To promote the use of DeviceNet globally, Rockwell Automation has decided to share the technology to third party vendors. Now, it is managed by the ODVA (Open DeviceNet Vendors Association), which is an independent organisation located in North America.
ODVA maintains the specifications of DeviceNet, whilst also ensuring compliance to DeviceNet standards by providing conformance testing and vendor conformity.
The CAN bus development originally started in 1983 at Robert Bosch GmbH, after which, the protocol was officially released in 1986. The following year, in 1987, the first CAN controller chips were produced and brought onto the market by Intel and Philips. Shortly after, Bosch published the CAN 2.0 specification in 1991.
CANopen was developed from CAN bus and is the internationally standardized (EN 50325-4) CAN-based higher-layer protocol for embedded control systems. The CANopen specification comprises the application layer and communication profile as well as application, device, and interface profiles.

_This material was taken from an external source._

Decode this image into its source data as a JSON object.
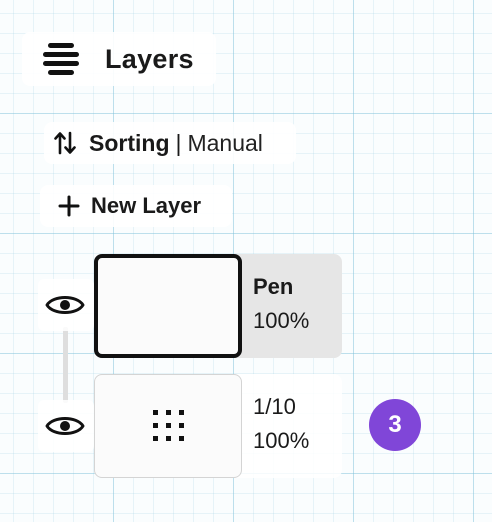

CANopen provides very flexible configuration capabilities. These specifications are developed and maintained by CiA members. CANopen networks are used in a variety of different application fields, including: machine control, medical devices, off-road and rail vehicles, maritime electronics, building automation as well as power generation.
CANopen and DeviceNet topology is very similar.
This is due to the fact that both protocols where born out of CAN bus developed by Bosch. Nevertheless, it is important to note that there are some differences, however for all intents and purposes we will assume the same topology. It is most likely that you will come across DeviceNet rather than CANopen, due to the prevalence of Rockwell in the market place